27 Feb 2019
St Edmund Hall’s Centre for the Creative Brain held its termly event – this time a symposium on the neuroscience of dance – in College on Saturday 23 February. As usual it was well-attended, and the audience reflected the interdisciplinary focus of all the Centre’s events.
Dr Guido Orgs (Senior Lecturer in Psychology at Goldsmiths, University of London) opened the afternoon by speaking about the brain mechanisms behind movement perception. He showed how there are different neural signatures depending on whether the perceiver is able to perform the movement (for example a ‘shrug’ versus a sophisticated dance move). His talk also highlighted how different forms of synchrony in the movements of a group of performers that we observe can influence our perception of how enjoyable and aesthetic the movements were. Interestingly, synchrony of movements not only matters for how the audience perceives the movement, but also for the feeling of connectedness amongst the performers. More synchronous movements lead to more social bonding amongst the dancers.
Dr Karen Wood and Rosamaria Cisneros, from Coventry University’s Centre for Dance Research (CDaRE), then started the next session by teaching the audience the basics of Flamenco, before explaining their research on dancing with avatars. They described the Whole-body Interaction Learning for Dance Education (Wholodance) project where they motion-captured four different dance genres and then used avatars to look closely at the techniques involved. Amongst the questions they explored was whether watching an avatar can contribute towards a dancer’s learning process.
The final talk was delivered – in some style – by Peter Lovatt of the University of Hertfordshire, who is also known as Dr Dance. He discussed his research into why taking part in dance improves the symptoms of Parkinson’s disease. In order to explain the difference between convergent and divergent thinking, he had the whole audience taking part in a chair-based dance routine. Peter demonstrated, very memorably, that improvisation makes you significantly more creative in your thinking, as well as improving your mood, and explained why Parkinson’s sufferers benefit from these divergent thinking skills.
The event concluded with some powerful and beautiful structured improvisation of combined dance by Aneyn O’Grady and percussion by Lewis Hunt Onatra.

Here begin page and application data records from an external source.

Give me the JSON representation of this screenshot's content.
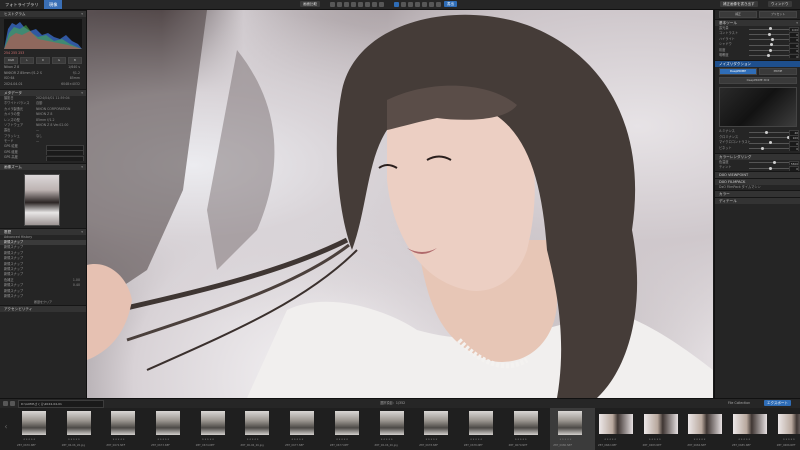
{
  "tabs": [
    "フォトライブラリ",
    "現像"
  ],
  "toolbar": {
    "buttons": [
      "画面比較",
      "補正",
      "編集",
      "ヘルプ"
    ],
    "export_label": "書出",
    "right_buttons": [
      "補正画像を書き出す",
      "ウィンドウ"
    ]
  },
  "left": {
    "histogram_title": "ヒストグラム",
    "histogram_values": "254  255  253",
    "info_rows": [
      {
        "label": "Nikon Z 8",
        "value": "1/640 s"
      },
      {
        "label": "NIKKOR Z 85mm f/1.2 S",
        "value": "f/1.2"
      },
      {
        "label": "ISO 64",
        "value": "85mm"
      },
      {
        "label": "2024-04-01",
        "value": "6048×4032"
      }
    ],
    "metadata_title": "メタデータ",
    "metadata_rows": [
      {
        "label": "撮影日",
        "value": "2024/04/01 11:59:04"
      },
      {
        "label": "ホワイトバランス",
        "value": "自動"
      },
      {
        "label": "カメラ製造元",
        "value": "NIKON CORPORATION"
      },
      {
        "label": "カメラの型",
        "value": "NIKON Z 8"
      },
      {
        "label": "レンズの型",
        "value": "85mm f/1.2"
      },
      {
        "label": "ソフトウェア",
        "value": "NIKON Z 8 Ver.02.00"
      },
      {
        "label": "露出",
        "value": "—"
      },
      {
        "label": "フラッシュ",
        "value": "なし"
      },
      {
        "label": "モード",
        "value": "—"
      }
    ],
    "gps_rows": [
      "GPS 緯度",
      "GPS 経度",
      "GPS 高度"
    ],
    "navigator_title": "画像ズーム",
    "history_title": "履歴",
    "history_rows": [
      "Advanced History",
      "新規スナップ",
      "新規スナップ",
      "新規スナップ",
      "新規スナップ",
      "新規スナップ",
      "新規スナップ",
      "新規スナップ",
      "色補正",
      "新規スナップ",
      "新規スナップ",
      "新規スナップ"
    ],
    "history_values": [
      "",
      "",
      "",
      "",
      "",
      "",
      "",
      "",
      "1.00",
      "0.40",
      "",
      ""
    ],
    "history_button": "履歴をクリア",
    "bottom_section": "アクセシビリティ"
  },
  "right": {
    "header_buttons": [
      "補正",
      "プリセット",
      "キャリブレーション"
    ],
    "sections": [
      "基本ツール",
      "ノイズリダクション",
      "ホワイトバランス",
      "カラーレンダリング",
      "トーン",
      "DXO VIEWPOINT",
      "DXO FILMPACK",
      "カラー",
      "ディテール"
    ],
    "dropdown_values": [
      "DeepPRIME",
      "PRIME",
      "DeepPRIME XD2"
    ],
    "slider_labels": [
      "露光量",
      "コントラスト",
      "ハイライト",
      "シャドウ",
      "彩度",
      "明瞭度",
      "マイクロコントラスト",
      "ビネット",
      "色温度",
      "ティント",
      "ルミナンス",
      "クロミナンス"
    ],
    "slider_values": [
      "0.00",
      "0",
      "0",
      "0",
      "0",
      "0",
      "0",
      "0",
      "5500",
      "0",
      "40",
      "100"
    ],
    "bottom_label": "DxO FilmPack タイムマシン"
  },
  "filmstrip": {
    "folder_path": "D:\\GOMI\\さくら\\2024-04-01",
    "center_label": "選択項目：1/352",
    "right_button": "エクスポート",
    "right_label": "File Collection",
    "thumbnails": [
      {
        "name": "Z8T_0670.NEF",
        "type": "portrait"
      },
      {
        "name": "Z8T_06-06_26.jpg",
        "type": "portrait"
      },
      {
        "name": "Z8T_0672.NEF",
        "type": "portrait"
      },
      {
        "name": "Z8T_0673.NEF",
        "type": "portrait"
      },
      {
        "name": "Z8T_0674.NEF",
        "type": "portrait"
      },
      {
        "name": "Z8T_06-06_26.jpg",
        "type": "portrait"
      },
      {
        "name": "Z8T_0677.NEF",
        "type": "portrait"
      },
      {
        "name": "Z8T_0677.NEF",
        "type": "portrait"
      },
      {
        "name": "Z8T_06-06_26.jpg",
        "type": "portrait"
      },
      {
        "name": "Z8T_0678.NEF",
        "type": "portrait"
      },
      {
        "name": "Z8T_0678.NEF",
        "type": "portrait"
      },
      {
        "name": "Z8T_0679.NEF",
        "type": "portrait"
      },
      {
        "name": "Z8T_0680.NEF",
        "type": "selected"
      },
      {
        "name": "Z8T_0682.NEF",
        "type": "landscape"
      },
      {
        "name": "Z8T_0683.NEF",
        "type": "landscape"
      },
      {
        "name": "Z8T_0684.NEF",
        "type": "landscape"
      },
      {
        "name": "Z8T_0685.NEF",
        "type": "landscape"
      },
      {
        "name": "Z8T_0686.NEF",
        "type": "landscape"
      }
    ]
  },
  "colors": {
    "accent": "#2f6db7",
    "panel": "#252525",
    "section": "#333333"
  },
  "icons": [
    "histogram-icon",
    "info-icon",
    "metadata-icon",
    "star-icon",
    "folder-icon",
    "export-icon"
  ]
}
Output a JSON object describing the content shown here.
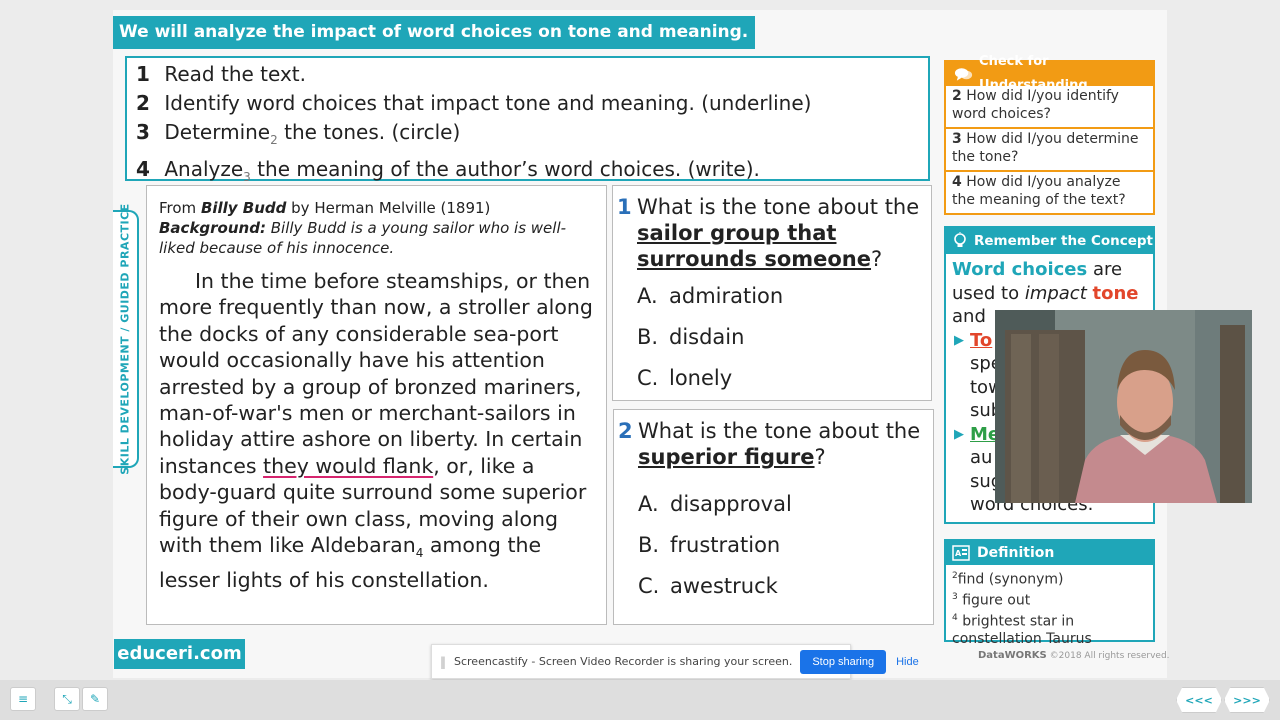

All are welcome to join us for our next Centre for the Creative Brain event, which promises to be equally fascinating – on ‘The Benefits of Boredom’. This will take place on Thursday 6 June (timings to be confirmed) and, as always, is free of charge and aimed at a non-specialist audience. We look forward to hearing from guest speaker Dr Sandi Mann (University of Central Lancashire) who is an expert in emotions, especially in the workplace.